→ **PROMPT**
In the listing below, find each line with the string "this" and report it.

→ **AVAILABLE DATA**
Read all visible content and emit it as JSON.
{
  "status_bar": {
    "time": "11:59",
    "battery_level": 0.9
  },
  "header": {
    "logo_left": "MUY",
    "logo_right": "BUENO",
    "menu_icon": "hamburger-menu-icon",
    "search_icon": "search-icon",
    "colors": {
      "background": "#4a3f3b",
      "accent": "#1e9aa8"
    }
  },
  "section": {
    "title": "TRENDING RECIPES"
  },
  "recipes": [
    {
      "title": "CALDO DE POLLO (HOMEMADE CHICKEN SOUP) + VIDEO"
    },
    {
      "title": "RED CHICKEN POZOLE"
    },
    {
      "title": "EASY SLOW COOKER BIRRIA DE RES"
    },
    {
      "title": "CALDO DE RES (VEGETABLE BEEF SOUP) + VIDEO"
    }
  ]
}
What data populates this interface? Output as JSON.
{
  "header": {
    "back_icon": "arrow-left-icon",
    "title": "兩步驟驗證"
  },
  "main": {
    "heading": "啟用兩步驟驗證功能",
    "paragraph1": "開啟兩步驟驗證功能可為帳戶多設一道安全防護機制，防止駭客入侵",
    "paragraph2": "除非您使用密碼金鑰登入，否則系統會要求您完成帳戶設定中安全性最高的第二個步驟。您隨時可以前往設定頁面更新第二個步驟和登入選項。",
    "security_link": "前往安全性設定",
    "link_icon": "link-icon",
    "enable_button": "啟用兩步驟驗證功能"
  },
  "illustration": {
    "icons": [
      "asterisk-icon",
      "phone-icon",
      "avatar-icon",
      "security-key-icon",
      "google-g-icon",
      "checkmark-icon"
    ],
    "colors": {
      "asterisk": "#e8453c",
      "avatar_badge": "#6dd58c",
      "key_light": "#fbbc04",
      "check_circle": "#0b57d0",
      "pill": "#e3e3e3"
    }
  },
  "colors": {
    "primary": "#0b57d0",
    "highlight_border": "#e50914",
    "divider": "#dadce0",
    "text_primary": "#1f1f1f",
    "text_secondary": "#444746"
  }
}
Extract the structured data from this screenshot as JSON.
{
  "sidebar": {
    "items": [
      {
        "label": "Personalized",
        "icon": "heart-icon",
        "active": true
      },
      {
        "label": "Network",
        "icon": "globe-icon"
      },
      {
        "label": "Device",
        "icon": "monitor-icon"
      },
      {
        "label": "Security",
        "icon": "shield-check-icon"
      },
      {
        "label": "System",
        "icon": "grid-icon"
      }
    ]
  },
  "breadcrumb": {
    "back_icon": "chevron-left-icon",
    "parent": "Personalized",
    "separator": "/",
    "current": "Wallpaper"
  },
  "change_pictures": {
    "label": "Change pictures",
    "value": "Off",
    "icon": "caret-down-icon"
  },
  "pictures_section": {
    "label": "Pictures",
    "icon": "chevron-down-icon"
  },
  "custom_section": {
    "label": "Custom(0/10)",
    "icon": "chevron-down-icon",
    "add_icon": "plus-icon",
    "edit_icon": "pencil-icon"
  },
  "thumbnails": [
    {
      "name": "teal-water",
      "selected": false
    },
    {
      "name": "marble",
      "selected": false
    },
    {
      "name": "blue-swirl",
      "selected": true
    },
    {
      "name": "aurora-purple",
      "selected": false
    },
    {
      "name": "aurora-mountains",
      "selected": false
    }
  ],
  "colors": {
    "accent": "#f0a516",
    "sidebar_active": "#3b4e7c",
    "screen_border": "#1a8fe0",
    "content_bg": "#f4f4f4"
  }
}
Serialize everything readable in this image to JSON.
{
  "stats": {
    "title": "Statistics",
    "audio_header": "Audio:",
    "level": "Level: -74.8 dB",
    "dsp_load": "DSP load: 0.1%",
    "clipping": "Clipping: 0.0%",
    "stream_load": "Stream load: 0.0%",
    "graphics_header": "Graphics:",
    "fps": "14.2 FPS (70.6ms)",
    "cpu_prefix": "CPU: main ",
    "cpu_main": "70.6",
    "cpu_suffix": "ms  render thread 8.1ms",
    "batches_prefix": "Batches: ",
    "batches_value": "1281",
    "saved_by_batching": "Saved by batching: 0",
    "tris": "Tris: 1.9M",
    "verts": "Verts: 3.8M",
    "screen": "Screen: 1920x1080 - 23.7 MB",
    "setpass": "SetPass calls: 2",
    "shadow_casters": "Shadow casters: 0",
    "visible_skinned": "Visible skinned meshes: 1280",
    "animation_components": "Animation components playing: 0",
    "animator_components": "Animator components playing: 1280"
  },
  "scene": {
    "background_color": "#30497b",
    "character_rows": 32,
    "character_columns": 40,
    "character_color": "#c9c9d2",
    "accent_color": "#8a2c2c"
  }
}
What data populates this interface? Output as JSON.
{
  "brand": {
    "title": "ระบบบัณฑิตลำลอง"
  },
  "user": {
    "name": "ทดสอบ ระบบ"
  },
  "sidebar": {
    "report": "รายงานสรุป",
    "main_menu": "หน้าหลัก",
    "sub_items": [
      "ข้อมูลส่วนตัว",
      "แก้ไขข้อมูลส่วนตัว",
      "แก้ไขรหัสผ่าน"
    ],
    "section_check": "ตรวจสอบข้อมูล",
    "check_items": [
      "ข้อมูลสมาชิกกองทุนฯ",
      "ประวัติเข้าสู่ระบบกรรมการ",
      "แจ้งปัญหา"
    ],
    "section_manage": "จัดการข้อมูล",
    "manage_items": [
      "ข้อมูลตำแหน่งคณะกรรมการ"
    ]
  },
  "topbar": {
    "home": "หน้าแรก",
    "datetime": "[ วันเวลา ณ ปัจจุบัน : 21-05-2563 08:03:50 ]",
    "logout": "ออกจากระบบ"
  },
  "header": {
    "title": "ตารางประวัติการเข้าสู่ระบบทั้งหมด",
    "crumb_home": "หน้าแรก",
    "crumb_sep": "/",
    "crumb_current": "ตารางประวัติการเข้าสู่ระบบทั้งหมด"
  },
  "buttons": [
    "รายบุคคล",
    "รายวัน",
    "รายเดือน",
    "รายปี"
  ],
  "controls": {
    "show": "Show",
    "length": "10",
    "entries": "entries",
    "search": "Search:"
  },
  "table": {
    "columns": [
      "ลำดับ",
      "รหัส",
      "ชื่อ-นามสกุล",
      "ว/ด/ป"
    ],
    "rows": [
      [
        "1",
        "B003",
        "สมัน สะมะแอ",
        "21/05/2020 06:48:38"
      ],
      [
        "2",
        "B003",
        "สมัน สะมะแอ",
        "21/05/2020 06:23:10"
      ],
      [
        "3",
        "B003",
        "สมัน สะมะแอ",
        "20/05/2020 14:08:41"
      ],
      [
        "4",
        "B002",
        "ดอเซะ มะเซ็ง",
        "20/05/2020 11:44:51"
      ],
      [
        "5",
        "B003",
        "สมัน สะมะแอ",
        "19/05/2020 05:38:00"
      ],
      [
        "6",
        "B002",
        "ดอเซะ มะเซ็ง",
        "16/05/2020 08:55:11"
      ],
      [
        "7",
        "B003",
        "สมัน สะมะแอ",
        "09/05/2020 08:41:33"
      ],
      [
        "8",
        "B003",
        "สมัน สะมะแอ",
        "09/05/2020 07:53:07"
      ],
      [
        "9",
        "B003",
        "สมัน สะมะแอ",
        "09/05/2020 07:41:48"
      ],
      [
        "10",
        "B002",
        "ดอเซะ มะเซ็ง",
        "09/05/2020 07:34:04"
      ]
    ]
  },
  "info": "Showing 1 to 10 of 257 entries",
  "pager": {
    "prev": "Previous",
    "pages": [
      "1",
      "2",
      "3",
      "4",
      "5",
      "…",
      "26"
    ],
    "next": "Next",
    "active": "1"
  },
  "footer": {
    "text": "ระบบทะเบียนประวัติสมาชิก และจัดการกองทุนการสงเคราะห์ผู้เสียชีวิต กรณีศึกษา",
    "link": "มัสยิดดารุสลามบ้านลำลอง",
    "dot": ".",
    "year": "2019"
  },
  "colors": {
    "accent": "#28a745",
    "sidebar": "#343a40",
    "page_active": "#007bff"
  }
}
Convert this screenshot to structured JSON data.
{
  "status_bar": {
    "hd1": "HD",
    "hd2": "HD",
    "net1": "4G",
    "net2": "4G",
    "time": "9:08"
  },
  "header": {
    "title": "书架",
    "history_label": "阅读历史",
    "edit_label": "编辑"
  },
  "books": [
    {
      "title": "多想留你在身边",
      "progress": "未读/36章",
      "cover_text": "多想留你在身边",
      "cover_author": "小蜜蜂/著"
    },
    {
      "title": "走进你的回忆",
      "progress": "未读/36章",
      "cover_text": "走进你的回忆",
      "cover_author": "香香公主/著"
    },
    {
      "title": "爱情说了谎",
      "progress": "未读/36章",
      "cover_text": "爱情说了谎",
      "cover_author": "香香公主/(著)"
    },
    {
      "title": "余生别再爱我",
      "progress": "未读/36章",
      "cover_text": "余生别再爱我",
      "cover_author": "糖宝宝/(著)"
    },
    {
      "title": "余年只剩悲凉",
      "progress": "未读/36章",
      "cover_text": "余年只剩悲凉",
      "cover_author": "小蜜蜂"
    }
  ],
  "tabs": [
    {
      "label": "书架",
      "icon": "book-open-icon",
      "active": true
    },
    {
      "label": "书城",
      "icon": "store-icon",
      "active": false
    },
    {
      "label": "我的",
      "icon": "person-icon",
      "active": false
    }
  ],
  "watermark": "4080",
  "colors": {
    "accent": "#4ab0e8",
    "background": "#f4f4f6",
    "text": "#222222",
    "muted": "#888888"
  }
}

→ **REPLY**
What data populates this interface? Output as JSON.
Extract the structured data from this screenshot as JSON.
Serialize everything readable in this image to JSON.
What data populates this interface? Output as JSON.
Convert this screenshot to structured JSON data.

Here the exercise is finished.